*What the task asks*. For the word "reportingChain", return each line of the data in which it occurs.

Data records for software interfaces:
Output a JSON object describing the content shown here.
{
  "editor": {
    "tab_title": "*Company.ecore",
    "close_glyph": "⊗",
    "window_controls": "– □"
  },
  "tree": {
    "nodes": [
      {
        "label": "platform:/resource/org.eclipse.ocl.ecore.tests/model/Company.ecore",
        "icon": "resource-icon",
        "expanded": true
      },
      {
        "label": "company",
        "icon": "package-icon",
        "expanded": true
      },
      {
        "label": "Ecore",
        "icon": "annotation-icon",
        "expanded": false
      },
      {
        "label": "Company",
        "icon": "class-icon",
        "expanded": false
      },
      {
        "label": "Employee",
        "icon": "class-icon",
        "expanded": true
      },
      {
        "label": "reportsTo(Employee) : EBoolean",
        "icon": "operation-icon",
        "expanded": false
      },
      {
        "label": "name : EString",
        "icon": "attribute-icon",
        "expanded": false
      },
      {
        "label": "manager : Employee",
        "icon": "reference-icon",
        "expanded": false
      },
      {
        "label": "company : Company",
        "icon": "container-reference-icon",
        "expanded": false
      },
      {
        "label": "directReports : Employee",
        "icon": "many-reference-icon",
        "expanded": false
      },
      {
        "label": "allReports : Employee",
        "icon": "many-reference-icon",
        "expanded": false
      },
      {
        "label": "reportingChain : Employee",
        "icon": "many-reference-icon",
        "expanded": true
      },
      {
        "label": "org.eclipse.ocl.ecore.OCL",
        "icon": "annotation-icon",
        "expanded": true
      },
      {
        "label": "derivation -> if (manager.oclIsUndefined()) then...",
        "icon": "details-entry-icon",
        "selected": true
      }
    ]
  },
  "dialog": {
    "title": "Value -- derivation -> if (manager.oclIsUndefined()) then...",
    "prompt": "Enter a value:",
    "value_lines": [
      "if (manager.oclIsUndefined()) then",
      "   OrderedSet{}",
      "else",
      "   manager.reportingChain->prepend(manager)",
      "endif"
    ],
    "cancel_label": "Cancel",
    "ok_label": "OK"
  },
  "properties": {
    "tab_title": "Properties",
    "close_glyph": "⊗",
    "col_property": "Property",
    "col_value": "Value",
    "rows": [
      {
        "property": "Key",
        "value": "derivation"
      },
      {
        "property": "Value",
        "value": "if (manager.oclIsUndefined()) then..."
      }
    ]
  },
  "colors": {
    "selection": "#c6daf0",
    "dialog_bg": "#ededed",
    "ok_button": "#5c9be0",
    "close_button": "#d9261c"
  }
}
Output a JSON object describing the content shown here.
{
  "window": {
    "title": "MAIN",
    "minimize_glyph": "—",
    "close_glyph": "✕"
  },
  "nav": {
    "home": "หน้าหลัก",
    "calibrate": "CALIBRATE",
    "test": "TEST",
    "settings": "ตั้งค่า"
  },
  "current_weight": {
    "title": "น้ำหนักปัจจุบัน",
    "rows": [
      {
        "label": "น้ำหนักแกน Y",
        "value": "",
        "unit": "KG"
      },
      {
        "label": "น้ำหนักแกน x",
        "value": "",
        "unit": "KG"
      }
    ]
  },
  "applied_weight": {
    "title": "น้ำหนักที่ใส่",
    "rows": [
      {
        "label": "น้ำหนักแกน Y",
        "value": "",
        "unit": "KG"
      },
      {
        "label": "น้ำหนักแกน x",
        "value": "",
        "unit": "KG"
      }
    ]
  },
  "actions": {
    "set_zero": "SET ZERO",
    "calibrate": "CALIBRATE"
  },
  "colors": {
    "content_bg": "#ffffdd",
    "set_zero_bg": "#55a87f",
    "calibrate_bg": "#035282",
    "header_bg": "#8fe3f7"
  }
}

*Exercise response*.
        "label": "reportingChain : Employee",
      "   manager.reportingChain->prepend(manager)",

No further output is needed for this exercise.